JOACHIM, JOSEPH (1831–1907), violinist. Born in Kittsee (Kopczeny), Joachim moved with his family to Budapest where his musical education began at the age of five. He gave his first concert at seven and at nine he was taken to Vienna to study with Hellmesberger and Boehm. At 12 he went on to Leipzig, where his studies were supervised and fostered by Felix *Mendelssohn, Ferdinand *David, and Moritz Hauptmann. From 1849 to 1854 he was concertmaster of Liszt's orchestra at Weimar, and from 1854 to 1864, concertmaster and conductor of the Royal Hanoverian Orchestra. He finally settled in Berlin in 1866 as director of the newly founded Hochschule fuer Musik. There he also founded the Joachim Quartet which became the leading quartet in Europe. His pedagogical talent attracted a great number of pupils, among whom were Leopold *Auer, Jenő Hubay, and Tivadar *Nachez.

Joachim's concert activity in Europe and England continued steadily throughout his career. Although he eschewed the character and role of a "traveling virtuoso," he became, at an early age, the most notable violinist of his generation (and its most distinguished teacher): an artist in whom technique, taste, intellect, and emotion were combined to a rare degree. His interpretation of the Beethoven Violin Concerto, for example, was considered definitive. He also re-edited Mendelssohn's Violin Concerto in conformity with the original manuscript; revived the works of Tartini; and established in the repertoire Bach's works for solo violin in their original form, without the accompaniments added by 19th-century "improvers." Joachim's friendships with the great composers and performers of his time are an important factor in the history of music in the 19th century, especially his association with Mendelssohn, Liszt, Robert Schumann, Clara Schumann, and Brahms. Joachim introduced the young Brahms to Liszt, and arranged the fateful meeting between Schumann and Brahms in 1853. Of his own compositions, which include works for violin and orchestra, violin and piano, and songs, only the Violin Concerto op. 11 ("Hungarian") survived. His cadenzas for the Beethoven and Brahms concertos, however, are still performed. He also wrote a violin method with A. Moser. Although Joachim had converted to Protestantism in 1855, his decision to resign from the Hanoverian service was finally brought about in 1864, when the violinist J.M. Gruen was refused tenure as a Jew (a principle which had not been observed in Joachim's case). Joachim tendered his resignation on the grounds that he "would never be able to surmount the purely personal feeling of having been enabled through my earlier conversion… to enjoy worldly advantages in the Royal Hanoverian Orchestra while the members of my race occupy a humiliating position there." His Hebraeische Melodien for viola and piano, op. 9 (1854), were inspired mainly by Schumann's enthusiasm for Byron's poems. Although Wagner thought that Joachim's break from the Liszt-Wagner circle in 1857 was due to the republication at that time of Das Judentum in der Musik in Wagner's name (it had first been published anonymously in 1850), the break was undoubtedly caused by musical considerations.
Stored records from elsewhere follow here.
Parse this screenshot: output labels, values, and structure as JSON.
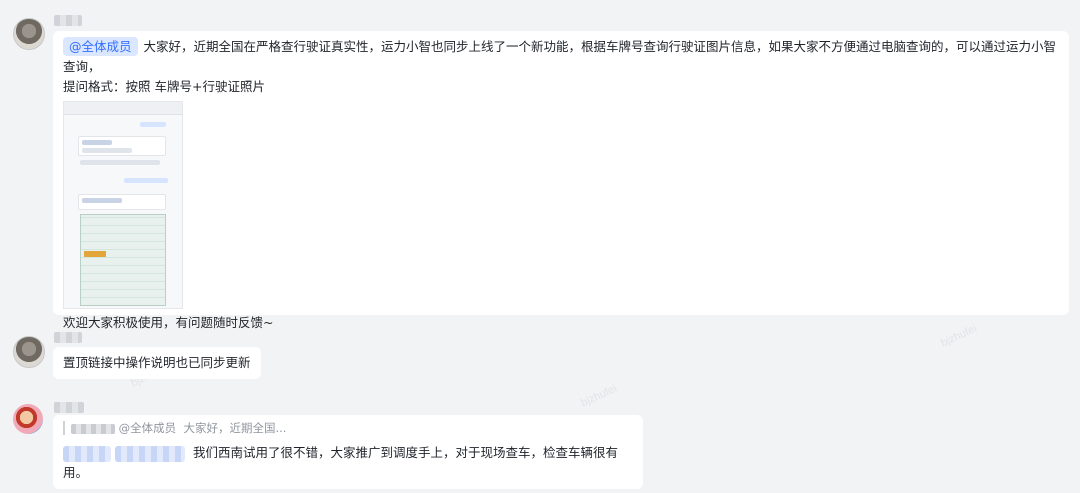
{
  "watermark": "bjzhufei",
  "messages": [
    {
      "mention": "@全体成员",
      "text_line1": "大家好，近期全国在严格查行驶证真实性，运力小智也同步上线了一个新功能，根据车牌号查询行驶证图片信息，如果大家不方便通过电脑查询的，可以通过运力小智查询，",
      "text_line2": "提问格式：按照  车牌号+行驶证照片",
      "footer": "欢迎大家积极使用，有问题随时反馈~"
    },
    {
      "text": "置顶链接中操作说明也已同步更新"
    },
    {
      "quote_mention": "@全体成员",
      "quote_text": "大家好，近期全国...",
      "text": "我们西南试用了很不错，大家推广到调度手上，对于现场查车，检查车辆很有用。"
    }
  ]
}
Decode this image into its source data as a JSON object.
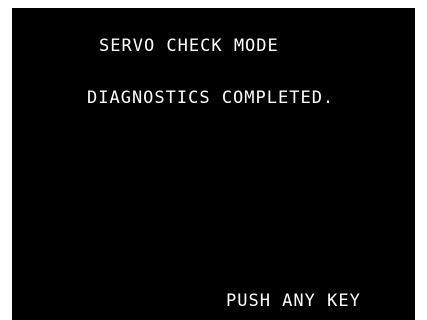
{
  "screen": {
    "background": "#000000",
    "text_color": "#ffffff",
    "title": "SERVO CHECK MODE",
    "status": "DIAGNOSTICS COMPLETED.",
    "prompt": "PUSH ANY KEY"
  }
}
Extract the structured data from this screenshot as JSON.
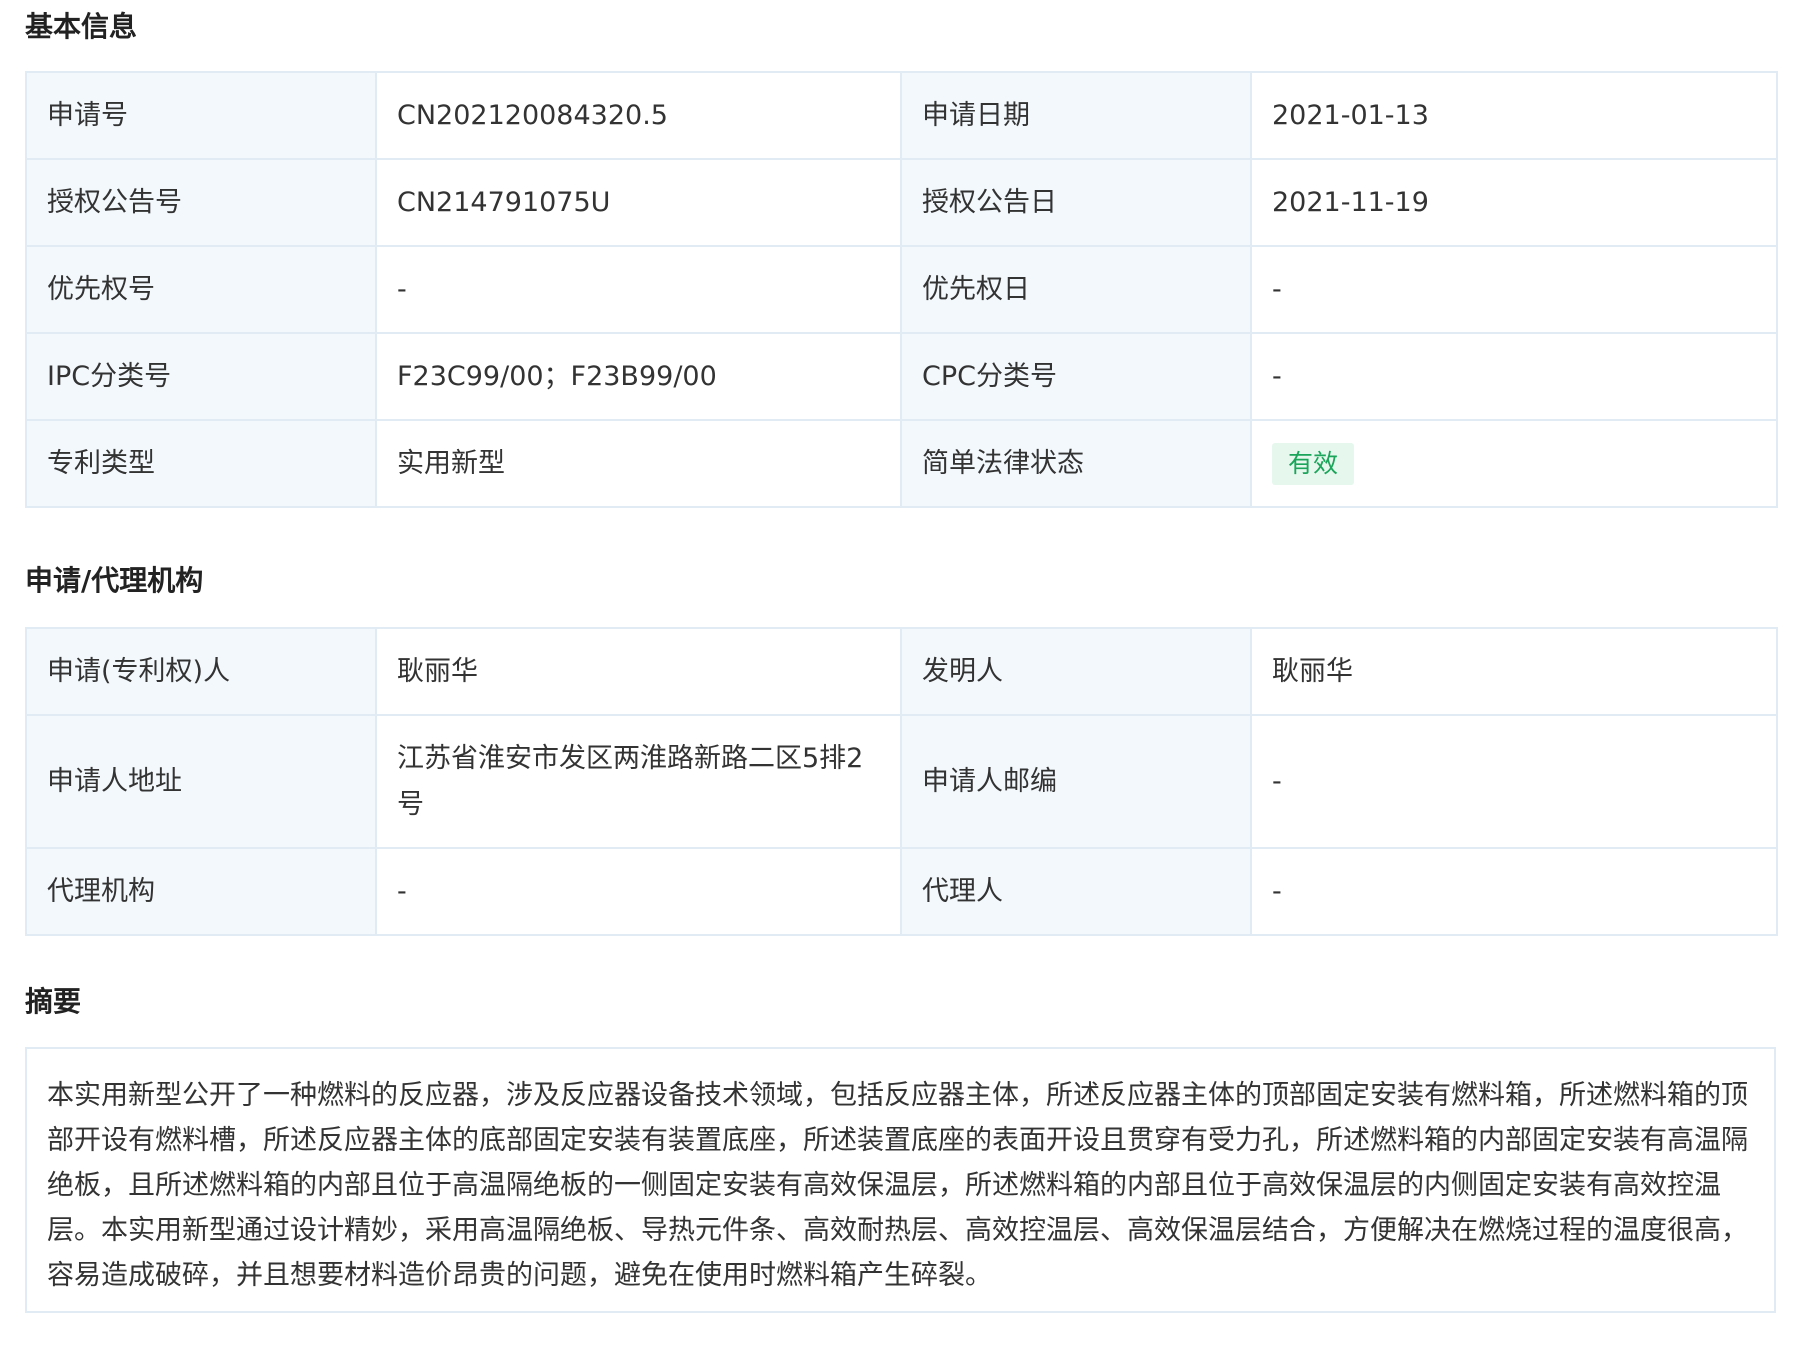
{
  "sections": {
    "basic": "基本信息",
    "agency": "申请/代理机构",
    "abstract": "摘要"
  },
  "basic": {
    "app_no_label": "申请号",
    "app_no": "CN202120084320.5",
    "app_date_label": "申请日期",
    "app_date": "2021-01-13",
    "grant_no_label": "授权公告号",
    "grant_no": "CN214791075U",
    "grant_date_label": "授权公告日",
    "grant_date": "2021-11-19",
    "priority_no_label": "优先权号",
    "priority_no": "-",
    "priority_date_label": "优先权日",
    "priority_date": "-",
    "ipc_label": "IPC分类号",
    "ipc": "F23C99/00；F23B99/00",
    "cpc_label": "CPC分类号",
    "cpc": "-",
    "type_label": "专利类型",
    "type": "实用新型",
    "legal_status_label": "简单法律状态",
    "legal_status": "有效",
    "legal_status_color": "#1aa55a"
  },
  "agency": {
    "applicant_label": "申请(专利权)人",
    "applicant": "耿丽华",
    "inventor_label": "发明人",
    "inventor": "耿丽华",
    "address_label": "申请人地址",
    "address": "江苏省淮安市发区两淮路新路二区5排2号",
    "postcode_label": "申请人邮编",
    "postcode": "-",
    "agency_label": "代理机构",
    "agency": "-",
    "agent_label": "代理人",
    "agent": "-"
  },
  "abstract": {
    "text": "本实用新型公开了一种燃料的反应器，涉及反应器设备技术领域，包括反应器主体，所述反应器主体的顶部固定安装有燃料箱，所述燃料箱的顶部开设有燃料槽，所述反应器主体的底部固定安装有装置底座，所述装置底座的表面开设且贯穿有受力孔，所述燃料箱的内部固定安装有高温隔绝板，且所述燃料箱的内部且位于高温隔绝板的一侧固定安装有高效保温层，所述燃料箱的内部且位于高效保温层的内侧固定安装有高效控温层。本实用新型通过设计精妙，采用高温隔绝板、导热元件条、高效耐热层、高效控温层、高效保温层结合，方便解决在燃烧过程的温度很高，容易造成破碎，并且想要材料造价昂贵的问题，避免在使用时燃料箱产生碎裂。"
  }
}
Hundreds of works were dedicated to Joachim, including the Schumann, Brahms, Dvorak and Bruch (nos. 1 and 3) violin concertos, Liszt's Hungarian Rhapsody no. 12, and Schumann's Fourth Symphony (second version, 1853).

Joachim's grandnieces, the sisters Adila Fachiri (d'Aranyi, 1888–1962) and Jelly E. d'Aranyi (1895–1966), were well-known violinists.
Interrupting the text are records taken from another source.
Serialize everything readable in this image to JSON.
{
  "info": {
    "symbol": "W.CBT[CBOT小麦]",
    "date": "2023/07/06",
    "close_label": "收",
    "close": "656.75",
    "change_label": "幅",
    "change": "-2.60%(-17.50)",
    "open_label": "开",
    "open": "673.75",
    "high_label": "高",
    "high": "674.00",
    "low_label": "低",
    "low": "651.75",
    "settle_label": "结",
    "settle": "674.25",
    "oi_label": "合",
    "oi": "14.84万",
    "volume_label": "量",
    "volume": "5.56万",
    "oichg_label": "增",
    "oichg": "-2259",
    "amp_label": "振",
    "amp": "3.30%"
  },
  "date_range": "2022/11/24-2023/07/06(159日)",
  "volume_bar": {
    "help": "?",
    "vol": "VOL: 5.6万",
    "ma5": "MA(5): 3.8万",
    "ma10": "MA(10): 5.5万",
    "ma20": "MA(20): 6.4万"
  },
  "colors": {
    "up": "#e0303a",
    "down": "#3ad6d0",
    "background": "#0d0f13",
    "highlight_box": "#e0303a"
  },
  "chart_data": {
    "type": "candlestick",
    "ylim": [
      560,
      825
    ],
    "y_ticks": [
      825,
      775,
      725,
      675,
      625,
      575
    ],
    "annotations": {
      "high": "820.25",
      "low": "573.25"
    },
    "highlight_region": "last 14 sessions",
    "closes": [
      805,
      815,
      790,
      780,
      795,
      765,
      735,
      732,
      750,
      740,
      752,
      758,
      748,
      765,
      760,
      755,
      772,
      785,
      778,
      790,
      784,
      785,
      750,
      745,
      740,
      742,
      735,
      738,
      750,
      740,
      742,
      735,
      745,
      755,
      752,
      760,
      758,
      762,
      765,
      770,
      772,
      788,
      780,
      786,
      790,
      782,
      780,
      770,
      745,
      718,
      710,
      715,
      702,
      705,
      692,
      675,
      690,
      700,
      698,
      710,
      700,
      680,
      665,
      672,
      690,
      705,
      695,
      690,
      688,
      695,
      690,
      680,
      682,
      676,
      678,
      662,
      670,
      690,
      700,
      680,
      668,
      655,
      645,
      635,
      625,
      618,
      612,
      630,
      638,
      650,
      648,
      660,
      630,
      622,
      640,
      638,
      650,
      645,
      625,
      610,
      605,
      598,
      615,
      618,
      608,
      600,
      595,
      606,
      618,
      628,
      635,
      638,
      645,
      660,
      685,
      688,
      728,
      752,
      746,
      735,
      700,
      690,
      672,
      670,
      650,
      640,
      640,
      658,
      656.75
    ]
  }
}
A. Moser, Joseph Joachim (Ger., 19043); J. Joachim and A. Moser (eds.), Briefe von und an Joseph Joachim, 3 vols. (1911–13); MGG, incl. bibl.; Riemann-Gurlitt, incl. bibl.; Baker, Biog Dict, incl. bibl.; Grove, Dict, incl. bibl.

Sources: Encyclopaedia Judaica. © 2007 The Gale Group. All Rights Reserved.